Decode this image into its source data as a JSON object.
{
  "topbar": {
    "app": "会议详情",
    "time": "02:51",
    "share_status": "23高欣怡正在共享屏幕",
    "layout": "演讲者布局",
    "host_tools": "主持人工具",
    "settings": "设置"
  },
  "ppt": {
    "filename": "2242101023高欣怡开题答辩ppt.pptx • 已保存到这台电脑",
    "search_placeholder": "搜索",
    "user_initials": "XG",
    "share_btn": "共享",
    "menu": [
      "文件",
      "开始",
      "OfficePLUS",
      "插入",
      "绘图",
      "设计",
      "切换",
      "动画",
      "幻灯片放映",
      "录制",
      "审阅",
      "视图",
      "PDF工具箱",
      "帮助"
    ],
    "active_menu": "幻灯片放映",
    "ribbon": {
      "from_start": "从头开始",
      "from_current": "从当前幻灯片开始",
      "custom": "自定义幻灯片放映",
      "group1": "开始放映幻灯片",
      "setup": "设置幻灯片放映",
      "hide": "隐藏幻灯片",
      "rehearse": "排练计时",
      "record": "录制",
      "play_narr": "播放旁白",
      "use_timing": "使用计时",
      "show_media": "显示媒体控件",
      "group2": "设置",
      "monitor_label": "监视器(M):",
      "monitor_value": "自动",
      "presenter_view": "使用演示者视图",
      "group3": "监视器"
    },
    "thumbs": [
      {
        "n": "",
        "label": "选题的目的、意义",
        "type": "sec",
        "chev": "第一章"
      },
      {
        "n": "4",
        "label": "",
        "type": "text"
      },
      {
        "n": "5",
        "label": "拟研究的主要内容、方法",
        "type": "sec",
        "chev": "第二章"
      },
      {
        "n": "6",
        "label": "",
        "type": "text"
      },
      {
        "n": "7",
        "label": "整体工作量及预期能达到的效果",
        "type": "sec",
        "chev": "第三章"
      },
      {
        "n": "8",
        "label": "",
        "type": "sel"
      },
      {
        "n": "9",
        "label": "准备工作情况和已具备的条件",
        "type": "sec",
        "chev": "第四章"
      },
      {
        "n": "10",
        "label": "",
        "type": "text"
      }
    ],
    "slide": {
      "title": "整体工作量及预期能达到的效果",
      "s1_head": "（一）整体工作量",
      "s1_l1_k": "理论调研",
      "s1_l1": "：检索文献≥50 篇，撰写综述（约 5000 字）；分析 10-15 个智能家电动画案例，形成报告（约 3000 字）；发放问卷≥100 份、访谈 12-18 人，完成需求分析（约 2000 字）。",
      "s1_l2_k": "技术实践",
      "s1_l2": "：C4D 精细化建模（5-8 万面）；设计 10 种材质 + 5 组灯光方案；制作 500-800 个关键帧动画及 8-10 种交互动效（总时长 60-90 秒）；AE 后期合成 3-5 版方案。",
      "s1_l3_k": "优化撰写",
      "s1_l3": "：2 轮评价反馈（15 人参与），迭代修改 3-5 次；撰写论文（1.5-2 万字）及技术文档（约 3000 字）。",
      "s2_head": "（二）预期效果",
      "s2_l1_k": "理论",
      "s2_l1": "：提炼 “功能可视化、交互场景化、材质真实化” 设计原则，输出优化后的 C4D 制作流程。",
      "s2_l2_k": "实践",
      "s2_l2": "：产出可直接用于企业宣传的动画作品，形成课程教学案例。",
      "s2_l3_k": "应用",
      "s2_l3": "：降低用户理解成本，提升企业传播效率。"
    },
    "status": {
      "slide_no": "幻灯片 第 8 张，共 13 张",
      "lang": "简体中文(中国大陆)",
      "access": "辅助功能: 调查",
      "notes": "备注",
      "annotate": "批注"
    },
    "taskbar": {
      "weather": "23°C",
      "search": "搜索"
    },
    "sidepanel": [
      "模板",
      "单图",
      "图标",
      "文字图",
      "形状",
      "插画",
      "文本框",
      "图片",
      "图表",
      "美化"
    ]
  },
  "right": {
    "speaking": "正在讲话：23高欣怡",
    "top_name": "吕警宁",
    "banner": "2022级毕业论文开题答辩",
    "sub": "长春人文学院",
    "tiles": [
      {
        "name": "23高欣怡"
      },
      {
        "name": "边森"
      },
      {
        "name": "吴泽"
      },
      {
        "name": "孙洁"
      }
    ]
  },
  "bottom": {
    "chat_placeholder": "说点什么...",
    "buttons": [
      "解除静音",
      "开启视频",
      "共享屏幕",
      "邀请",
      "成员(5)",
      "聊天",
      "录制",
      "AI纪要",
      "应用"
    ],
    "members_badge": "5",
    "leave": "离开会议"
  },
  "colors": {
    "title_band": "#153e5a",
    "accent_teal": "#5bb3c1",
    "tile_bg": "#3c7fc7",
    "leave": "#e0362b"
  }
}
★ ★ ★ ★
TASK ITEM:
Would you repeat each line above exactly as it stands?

EXERCISE ANSWER:
Decode this image into its source data as a JSON object.
{
  "topbar": {
    "app": "会议详情",
    "time": "02:51",
    "share_status": "23高欣怡正在共享屏幕",
    "layout": "演讲者布局",
    "host_tools": "主持人工具",
    "settings": "设置"
  },
  "ppt": {
    "filename": "2242101023高欣怡开题答辩ppt.pptx • 已保存到这台电脑",
    "search_placeholder": "搜索",
    "user_initials": "XG",
    "share_btn": "共享",
    "menu": [
      "文件",
      "开始",
      "OfficePLUS",
      "插入",
      "绘图",
      "设计",
      "切换",
      "动画",
      "幻灯片放映",
      "录制",
      "审阅",
      "视图",
      "PDF工具箱",
      "帮助"
    ],
    "active_menu": "幻灯片放映",
    "ribbon": {
      "from_start": "从头开始",
      "from_current": "从当前幻灯片开始",
      "custom": "自定义幻灯片放映",
      "group1": "开始放映幻灯片",
      "setup": "设置幻灯片放映",
      "hide": "隐藏幻灯片",
      "rehearse": "排练计时",
      "record": "录制",
      "play_narr": "播放旁白",
      "use_timing": "使用计时",
      "show_media": "显示媒体控件",
      "group2": "设置",
      "monitor_label": "监视器(M):",
      "monitor_value": "自动",
      "presenter_view": "使用演示者视图",
      "group3": "监视器"
    },
    "thumbs": [
      {
        "n": "",
        "label": "选题的目的、意义",
        "type": "sec",
        "chev": "第一章"
      },
      {
        "n": "4",
        "label": "",
        "type": "text"
      },
      {
        "n": "5",
        "label": "拟研究的主要内容、方法",
        "type": "sec",
        "chev": "第二章"
      },
      {
        "n": "6",
        "label": "",
        "type": "text"
      },
      {
        "n": "7",
        "label": "整体工作量及预期能达到的效果",
        "type": "sec",
        "chev": "第三章"
      },
      {
        "n": "8",
        "label": "",
        "type": "sel"
      },
      {
        "n": "9",
        "label": "准备工作情况和已具备的条件",
        "type": "sec",
        "chev": "第四章"
      },
      {
        "n": "10",
        "label": "",
        "type": "text"
      }
    ],
    "slide": {
      "title": "整体工作量及预期能达到的效果",
      "s1_head": "（一）整体工作量",
      "s1_l1_k": "理论调研",
      "s1_l1": "：检索文献≥50 篇，撰写综述（约 5000 字）；分析 10-15 个智能家电动画案例，形成报告（约 3000 字）；发放问卷≥100 份、访谈 12-18 人，完成需求分析（约 2000 字）。",
      "s1_l2_k": "技术实践",
      "s1_l2": "：C4D 精细化建模（5-8 万面）；设计 10 种材质 + 5 组灯光方案；制作 500-800 个关键帧动画及 8-10 种交互动效（总时长 60-90 秒）；AE 后期合成 3-5 版方案。",
      "s1_l3_k": "优化撰写",
      "s1_l3": "：2 轮评价反馈（15 人参与），迭代修改 3-5 次；撰写论文（1.5-2 万字）及技术文档（约 3000 字）。",
      "s2_head": "（二）预期效果",
      "s2_l1_k": "理论",
      "s2_l1": "：提炼 “功能可视化、交互场景化、材质真实化” 设计原则，输出优化后的 C4D 制作流程。",
      "s2_l2_k": "实践",
      "s2_l2": "：产出可直接用于企业宣传的动画作品，形成课程教学案例。",
      "s2_l3_k": "应用",
      "s2_l3": "：降低用户理解成本，提升企业传播效率。"
    },
    "status": {
      "slide_no": "幻灯片 第 8 张，共 13 张",
      "lang": "简体中文(中国大陆)",
      "access": "辅助功能: 调查",
      "notes": "备注",
      "annotate": "批注"
    },
    "taskbar": {
      "weather": "23°C",
      "search": "搜索"
    },
    "sidepanel": [
      "模板",
      "单图",
      "图标",
      "文字图",
      "形状",
      "插画",
      "文本框",
      "图片",
      "图表",
      "美化"
    ]
  },
  "right": {
    "speaking": "正在讲话：23高欣怡",
    "top_name": "吕警宁",
    "banner": "2022级毕业论文开题答辩",
    "sub": "长春人文学院",
    "tiles": [
      {
        "name": "23高欣怡"
      },
      {
        "name": "边森"
      },
      {
        "name": "吴泽"
      },
      {
        "name": "孙洁"
      }
    ]
  },
  "bottom": {
    "chat_placeholder": "说点什么...",
    "buttons": [
      "解除静音",
      "开启视频",
      "共享屏幕",
      "邀请",
      "成员(5)",
      "聊天",
      "录制",
      "AI纪要",
      "应用"
    ],
    "members_badge": "5",
    "leave": "离开会议"
  },
  "colors": {
    "title_band": "#153e5a",
    "accent_teal": "#5bb3c1",
    "tile_bg": "#3c7fc7",
    "leave": "#e0362b"
  }
}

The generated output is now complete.